### DIRECTIONS FOR THIS TASK:
Your answer should contain each record from the listing, repeated exactly.

------ SUPPLIED ENTRIES ------

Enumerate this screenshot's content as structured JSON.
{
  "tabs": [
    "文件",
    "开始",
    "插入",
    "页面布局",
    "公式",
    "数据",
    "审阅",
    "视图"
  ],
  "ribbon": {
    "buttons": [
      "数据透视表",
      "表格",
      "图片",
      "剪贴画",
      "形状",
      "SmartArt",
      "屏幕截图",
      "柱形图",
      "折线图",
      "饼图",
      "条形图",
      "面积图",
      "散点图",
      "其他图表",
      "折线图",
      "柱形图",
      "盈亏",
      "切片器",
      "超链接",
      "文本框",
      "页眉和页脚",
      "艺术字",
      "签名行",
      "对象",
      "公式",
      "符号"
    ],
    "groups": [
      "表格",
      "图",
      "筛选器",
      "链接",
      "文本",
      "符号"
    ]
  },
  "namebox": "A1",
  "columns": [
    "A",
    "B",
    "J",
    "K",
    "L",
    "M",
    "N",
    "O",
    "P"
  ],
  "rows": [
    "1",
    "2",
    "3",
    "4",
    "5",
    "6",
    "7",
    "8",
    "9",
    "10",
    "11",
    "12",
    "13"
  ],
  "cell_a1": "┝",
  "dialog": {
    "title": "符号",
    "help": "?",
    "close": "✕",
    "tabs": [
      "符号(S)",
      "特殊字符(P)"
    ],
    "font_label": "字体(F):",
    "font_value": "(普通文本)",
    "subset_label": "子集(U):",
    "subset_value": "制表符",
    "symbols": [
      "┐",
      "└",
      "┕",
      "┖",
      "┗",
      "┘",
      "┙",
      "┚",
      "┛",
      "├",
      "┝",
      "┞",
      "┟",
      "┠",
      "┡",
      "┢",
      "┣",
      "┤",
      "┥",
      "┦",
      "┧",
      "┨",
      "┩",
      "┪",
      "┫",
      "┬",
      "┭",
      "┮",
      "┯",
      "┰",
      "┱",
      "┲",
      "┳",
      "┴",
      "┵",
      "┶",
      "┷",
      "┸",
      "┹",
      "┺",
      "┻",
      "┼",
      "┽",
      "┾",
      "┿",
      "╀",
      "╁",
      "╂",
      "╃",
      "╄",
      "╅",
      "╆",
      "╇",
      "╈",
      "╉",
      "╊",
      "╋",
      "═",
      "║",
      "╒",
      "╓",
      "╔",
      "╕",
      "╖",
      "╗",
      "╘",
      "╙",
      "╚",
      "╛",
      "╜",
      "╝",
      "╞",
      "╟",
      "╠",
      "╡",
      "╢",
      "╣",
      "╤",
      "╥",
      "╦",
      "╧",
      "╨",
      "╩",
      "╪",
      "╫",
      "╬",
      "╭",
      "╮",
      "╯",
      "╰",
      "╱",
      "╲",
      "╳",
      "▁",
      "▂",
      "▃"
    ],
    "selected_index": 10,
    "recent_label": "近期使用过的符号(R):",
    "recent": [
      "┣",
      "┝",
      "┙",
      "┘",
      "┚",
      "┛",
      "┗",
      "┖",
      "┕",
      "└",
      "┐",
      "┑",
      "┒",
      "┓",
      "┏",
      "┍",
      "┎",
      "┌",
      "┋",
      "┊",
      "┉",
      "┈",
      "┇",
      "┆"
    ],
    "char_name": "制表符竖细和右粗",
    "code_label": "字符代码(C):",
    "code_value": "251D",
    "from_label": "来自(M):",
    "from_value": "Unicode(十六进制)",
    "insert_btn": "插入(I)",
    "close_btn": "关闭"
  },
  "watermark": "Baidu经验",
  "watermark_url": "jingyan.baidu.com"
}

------

### ANSWER TO THIS EXERCISE:
Enumerate this screenshot's content as structured JSON.
{
  "tabs": [
    "文件",
    "开始",
    "插入",
    "页面布局",
    "公式",
    "数据",
    "审阅",
    "视图"
  ],
  "ribbon": {
    "buttons": [
      "数据透视表",
      "表格",
      "图片",
      "剪贴画",
      "形状",
      "SmartArt",
      "屏幕截图",
      "柱形图",
      "折线图",
      "饼图",
      "条形图",
      "面积图",
      "散点图",
      "其他图表",
      "折线图",
      "柱形图",
      "盈亏",
      "切片器",
      "超链接",
      "文本框",
      "页眉和页脚",
      "艺术字",
      "签名行",
      "对象",
      "公式",
      "符号"
    ],
    "groups": [
      "表格",
      "图",
      "筛选器",
      "链接",
      "文本",
      "符号"
    ]
  },
  "namebox": "A1",
  "columns": [
    "A",
    "B",
    "J",
    "K",
    "L",
    "M",
    "N",
    "O",
    "P"
  ],
  "rows": [
    "1",
    "2",
    "3",
    "4",
    "5",
    "6",
    "7",
    "8",
    "9",
    "10",
    "11",
    "12",
    "13"
  ],
  "cell_a1": "┝",
  "dialog": {
    "title": "符号",
    "help": "?",
    "close": "✕",
    "tabs": [
      "符号(S)",
      "特殊字符(P)"
    ],
    "font_label": "字体(F):",
    "font_value": "(普通文本)",
    "subset_label": "子集(U):",
    "subset_value": "制表符",
    "symbols": [
      "┐",
      "└",
      "┕",
      "┖",
      "┗",
      "┘",
      "┙",
      "┚",
      "┛",
      "├",
      "┝",
      "┞",
      "┟",
      "┠",
      "┡",
      "┢",
      "┣",
      "┤",
      "┥",
      "┦",
      "┧",
      "┨",
      "┩",
      "┪",
      "┫",
      "┬",
      "┭",
      "┮",
      "┯",
      "┰",
      "┱",
      "┲",
      "┳",
      "┴",
      "┵",
      "┶",
      "┷",
      "┸",
      "┹",
      "┺",
      "┻",
      "┼",
      "┽",
      "┾",
      "┿",
      "╀",
      "╁",
      "╂",
      "╃",
      "╄",
      "╅",
      "╆",
      "╇",
      "╈",
      "╉",
      "╊",
      "╋",
      "═",
      "║",
      "╒",
      "╓",
      "╔",
      "╕",
      "╖",
      "╗",
      "╘",
      "╙",
      "╚",
      "╛",
      "╜",
      "╝",
      "╞",
      "╟",
      "╠",
      "╡",
      "╢",
      "╣",
      "╤",
      "╥",
      "╦",
      "╧",
      "╨",
      "╩",
      "╪",
      "╫",
      "╬",
      "╭",
      "╮",
      "╯",
      "╰",
      "╱",
      "╲",
      "╳",
      "▁",
      "▂",
      "▃"
    ],
    "selected_index": 10,
    "recent_label": "近期使用过的符号(R):",
    "recent": [
      "┣",
      "┝",
      "┙",
      "┘",
      "┚",
      "┛",
      "┗",
      "┖",
      "┕",
      "└",
      "┐",
      "┑",
      "┒",
      "┓",
      "┏",
      "┍",
      "┎",
      "┌",
      "┋",
      "┊",
      "┉",
      "┈",
      "┇",
      "┆"
    ],
    "char_name": "制表符竖细和右粗",
    "code_label": "字符代码(C):",
    "code_value": "251D",
    "from_label": "来自(M):",
    "from_value": "Unicode(十六进制)",
    "insert_btn": "插入(I)",
    "close_btn": "关闭"
  },
  "watermark": "Baidu经验",
  "watermark_url": "jingyan.baidu.com"
}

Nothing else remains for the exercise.